#### Input data

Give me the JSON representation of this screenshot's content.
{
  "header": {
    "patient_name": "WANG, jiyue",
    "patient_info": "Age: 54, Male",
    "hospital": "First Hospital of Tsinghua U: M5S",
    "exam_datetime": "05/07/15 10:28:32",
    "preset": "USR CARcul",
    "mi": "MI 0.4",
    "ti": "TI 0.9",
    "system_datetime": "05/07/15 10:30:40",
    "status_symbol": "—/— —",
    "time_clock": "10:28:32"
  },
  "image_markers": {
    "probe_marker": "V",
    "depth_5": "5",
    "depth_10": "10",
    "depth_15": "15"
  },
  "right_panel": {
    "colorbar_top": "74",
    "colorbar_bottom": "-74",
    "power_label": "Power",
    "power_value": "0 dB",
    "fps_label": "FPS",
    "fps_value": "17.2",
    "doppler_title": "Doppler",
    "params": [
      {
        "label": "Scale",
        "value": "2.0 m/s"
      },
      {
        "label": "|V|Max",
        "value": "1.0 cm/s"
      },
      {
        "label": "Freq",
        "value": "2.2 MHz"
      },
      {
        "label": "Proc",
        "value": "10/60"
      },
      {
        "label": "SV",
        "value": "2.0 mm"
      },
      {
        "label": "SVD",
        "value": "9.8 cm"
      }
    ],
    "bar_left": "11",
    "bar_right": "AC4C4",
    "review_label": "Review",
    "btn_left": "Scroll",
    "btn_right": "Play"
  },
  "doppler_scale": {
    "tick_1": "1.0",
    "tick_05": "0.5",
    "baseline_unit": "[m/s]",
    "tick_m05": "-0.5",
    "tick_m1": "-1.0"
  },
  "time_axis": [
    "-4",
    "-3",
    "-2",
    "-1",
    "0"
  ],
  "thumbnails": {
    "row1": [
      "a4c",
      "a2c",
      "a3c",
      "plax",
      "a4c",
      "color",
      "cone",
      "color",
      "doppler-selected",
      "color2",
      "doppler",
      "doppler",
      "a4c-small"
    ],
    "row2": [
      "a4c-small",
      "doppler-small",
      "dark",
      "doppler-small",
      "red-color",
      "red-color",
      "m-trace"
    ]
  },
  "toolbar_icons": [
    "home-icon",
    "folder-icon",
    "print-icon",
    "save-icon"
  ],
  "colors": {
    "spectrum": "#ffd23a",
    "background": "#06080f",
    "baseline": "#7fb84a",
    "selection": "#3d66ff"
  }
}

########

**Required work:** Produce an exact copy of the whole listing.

**Task output:**
Give me the JSON representation of this screenshot's content.
{
  "header": {
    "patient_name": "WANG, jiyue",
    "patient_info": "Age: 54, Male",
    "hospital": "First Hospital of Tsinghua U: M5S",
    "exam_datetime": "05/07/15 10:28:32",
    "preset": "USR CARcul",
    "mi": "MI 0.4",
    "ti": "TI 0.9",
    "system_datetime": "05/07/15 10:30:40",
    "status_symbol": "—/— —",
    "time_clock": "10:28:32"
  },
  "image_markers": {
    "probe_marker": "V",
    "depth_5": "5",
    "depth_10": "10",
    "depth_15": "15"
  },
  "right_panel": {
    "colorbar_top": "74",
    "colorbar_bottom": "-74",
    "power_label": "Power",
    "power_value": "0 dB",
    "fps_label": "FPS",
    "fps_value": "17.2",
    "doppler_title": "Doppler",
    "params": [
      {
        "label": "Scale",
        "value": "2.0 m/s"
      },
      {
        "label": "|V|Max",
        "value": "1.0 cm/s"
      },
      {
        "label": "Freq",
        "value": "2.2 MHz"
      },
      {
        "label": "Proc",
        "value": "10/60"
      },
      {
        "label": "SV",
        "value": "2.0 mm"
      },
      {
        "label": "SVD",
        "value": "9.8 cm"
      }
    ],
    "bar_left": "11",
    "bar_right": "AC4C4",
    "review_label": "Review",
    "btn_left": "Scroll",
    "btn_right": "Play"
  },
  "doppler_scale": {
    "tick_1": "1.0",
    "tick_05": "0.5",
    "baseline_unit": "[m/s]",
    "tick_m05": "-0.5",
    "tick_m1": "-1.0"
  },
  "time_axis": [
    "-4",
    "-3",
    "-2",
    "-1",
    "0"
  ],
  "thumbnails": {
    "row1": [
      "a4c",
      "a2c",
      "a3c",
      "plax",
      "a4c",
      "color",
      "cone",
      "color",
      "doppler-selected",
      "color2",
      "doppler",
      "doppler",
      "a4c-small"
    ],
    "row2": [
      "a4c-small",
      "doppler-small",
      "dark",
      "doppler-small",
      "red-color",
      "red-color",
      "m-trace"
    ]
  },
  "toolbar_icons": [
    "home-icon",
    "folder-icon",
    "print-icon",
    "save-icon"
  ],
  "colors": {
    "spectrum": "#ffd23a",
    "background": "#06080f",
    "baseline": "#7fb84a",
    "selection": "#3d66ff"
  }
}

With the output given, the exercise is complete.